Southern Historical Society Papers, Volume 7. (ed. Reverend J. William Jones), Editorial Paragrpahs. (search)
y and Navy Society, 400 strong; survivors of Murray's company of the Maryland line, a large number of the old foot cavalry who followed Stonewall Jackson, and numbers of the men who rode with Ashby. In carriages were Governor Holliday, General John T. Morgan, of Alabama; Rev. Dr. A. C. Hopkins, the chaplain of the old Second Virginia infantry; J. Wm. Jones, secretary Southern Historical Society; General Fauntleroy, General W. H. F. Lee, General Eppa Hunton, General Marcus J. Wright, Colonel Wm. Allan, Hon. A. M. Keiley, Judge Jos. H. Sherrard, president of the Monumental Association; Mrs. Mary E. Kurtz, president, and other lady officers of the Virginia Shaft Association, and a number of other invited guests. As the procession moved through the principal streets, amid the waving of handkerchiefs and the cheers of the crowd (the veterans bearing a number of tattered Confederate battle-flags), one was very forcibly reminded of the brave old days when the battle raged to and fro th
Southern Historical Society Papers, Volume 7. (ed. Reverend J. William Jones), Editorial Paragraphs. (search)
the great Lee memorial meeting in Richmond, in November, 1870, by President Davis, General Early, Colonel C. S. Venable, General John S. Preston, General John B. Gordon, Colonel Charles Marshall, General Henry A. Wise, Colonel William Preston Johnston and Colonel R. E. Withers, and the annual addresses before the Virginia Division, Army of Northern Virginia, by Colonel C. S. Venable, Colonel Charles Marshall, Major John W. Daniel, Captain W. Gordon McCabe, Private Leigh Robinson and-Colonel William Allan. The book will be neatly gotten up, and will be mailed for $2, $2.25 or $2.50 according to binding. It will be published only for subscribers, and in order to secure a copy you should send your name at once to J. William Jones, Box 61, Richmond, Virginia. The question of the wearing of breastplates by soldiers in the United States army has had a somewhat amusing ventilation in the Nation recently. Captain J. A. Judson, who was Assistant Adjutant-General of Hatch's cavalry

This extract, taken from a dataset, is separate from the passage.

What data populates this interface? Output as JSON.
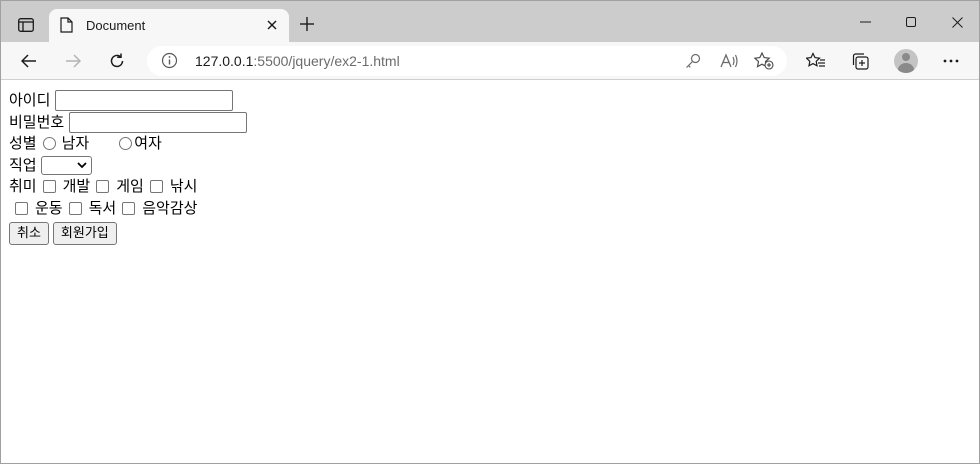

Southern Historical Society Papers, Volume 7. (ed. Reverend J. William Jones), chapter 12.89 (search)
uded in the return, because, though absent, they were included in the Army of Northern Virginia, and their returns sent to the Assistant Adjutant-General at army headquarters. Add 15,649, and 33,333, and 1,621, and 2,700 together and you have present at Chancellorsville a Confederate total of 53,303, with some 170 pieces of artillery. My numbers differ from Walter Taylor's 57,112 by 3,809, which is the difference between 6,509 cavalry he gives and 2,700, about the actual number present. Allan makes our force out 58,200. Now let us see what 133,708 fighting men in blue did with 53,303 boys in gray. It will be demonstrated that the finest army on the planet, as Hooker termed it, was like the waves of the ocean driven upon the beach by some unseen force, and whose white crests were so soon broken into glittering jewels on the sand. On the 21st April Hooker telegraphs to General Peck, who at Suffolk was growing impatient, hoping to be relieved from the pressure against him by Ho